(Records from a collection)

+++

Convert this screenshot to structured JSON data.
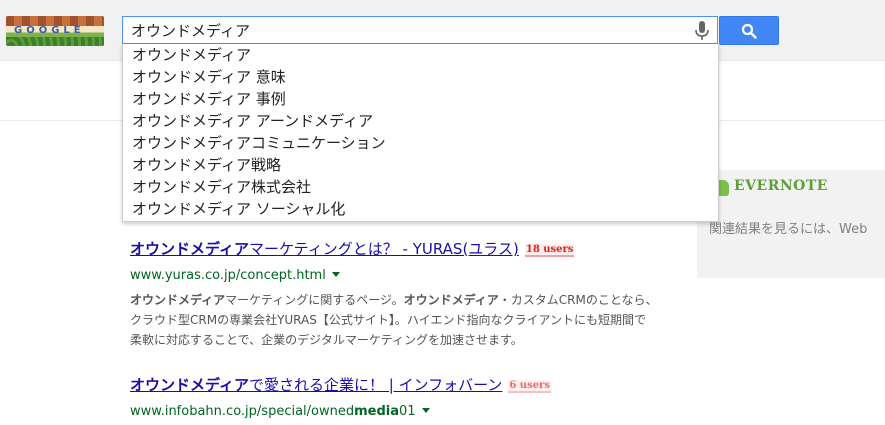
{
  "search": {
    "query": "オウンドメディア"
  },
  "doodle": {
    "text": "GOOGLE"
  },
  "suggestions": [
    "オウンドメディア",
    "オウンドメディア 意味",
    "オウンドメディア 事例",
    "オウンドメディア アーンドメディア",
    "オウンドメディアコミュニケーション",
    "オウンドメディア戦略",
    "オウンドメディア株式会社",
    "オウンドメディア ソーシャル化"
  ],
  "evernote": {
    "title": "EVERNOTE",
    "text": "関連結果を見るには、Web"
  },
  "results": [
    {
      "title_bold": "オウンドメディア",
      "title_rest": "マーケティングとは？ - YURAS(ユラス)",
      "users": "18 users",
      "url": "www.yuras.co.jp/concept.html",
      "snippet": [
        {
          "b1": "オウンドメディア",
          "t1": "マーケティングに関するページ。",
          "b2": "オウンドメディア",
          "t2": "・カスタムCRMのことなら、"
        },
        {
          "t1": "クラウド型CRMの専業会社YURAS【公式サイト】。ハイエンド指向なクライアントにも短期間で"
        },
        {
          "t1": "柔軟に対応することで、企業のデジタルマーケティングを加速させます。"
        }
      ]
    },
    {
      "title_bold": "オウンドメディア",
      "title_rest": "で愛される企業に！ | インフォバーン",
      "users": "6 users",
      "url_pre": "www.infobahn.co.jp/special/owned",
      "url_bold": "media",
      "url_post": "01"
    }
  ]
}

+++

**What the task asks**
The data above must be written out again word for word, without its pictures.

**The completed task**
Convert this screenshot to structured JSON data.
{
  "search": {
    "query": "オウンドメディア"
  },
  "doodle": {
    "text": "GOOGLE"
  },
  "suggestions": [
    "オウンドメディア",
    "オウンドメディア 意味",
    "オウンドメディア 事例",
    "オウンドメディア アーンドメディア",
    "オウンドメディアコミュニケーション",
    "オウンドメディア戦略",
    "オウンドメディア株式会社",
    "オウンドメディア ソーシャル化"
  ],
  "evernote": {
    "title": "EVERNOTE",
    "text": "関連結果を見るには、Web"
  },
  "results": [
    {
      "title_bold": "オウンドメディア",
      "title_rest": "マーケティングとは？ - YURAS(ユラス)",
      "users": "18 users",
      "url": "www.yuras.co.jp/concept.html",
      "snippet": [
        {
          "b1": "オウンドメディア",
          "t1": "マーケティングに関するページ。",
          "b2": "オウンドメディア",
          "t2": "・カスタムCRMのことなら、"
        },
        {
          "t1": "クラウド型CRMの専業会社YURAS【公式サイト】。ハイエンド指向なクライアントにも短期間で"
        },
        {
          "t1": "柔軟に対応することで、企業のデジタルマーケティングを加速させます。"
        }
      ]
    },
    {
      "title_bold": "オウンドメディア",
      "title_rest": "で愛される企業に！ | インフォバーン",
      "users": "6 users",
      "url_pre": "www.infobahn.co.jp/special/owned",
      "url_bold": "media",
      "url_post": "01"
    }
  ]
}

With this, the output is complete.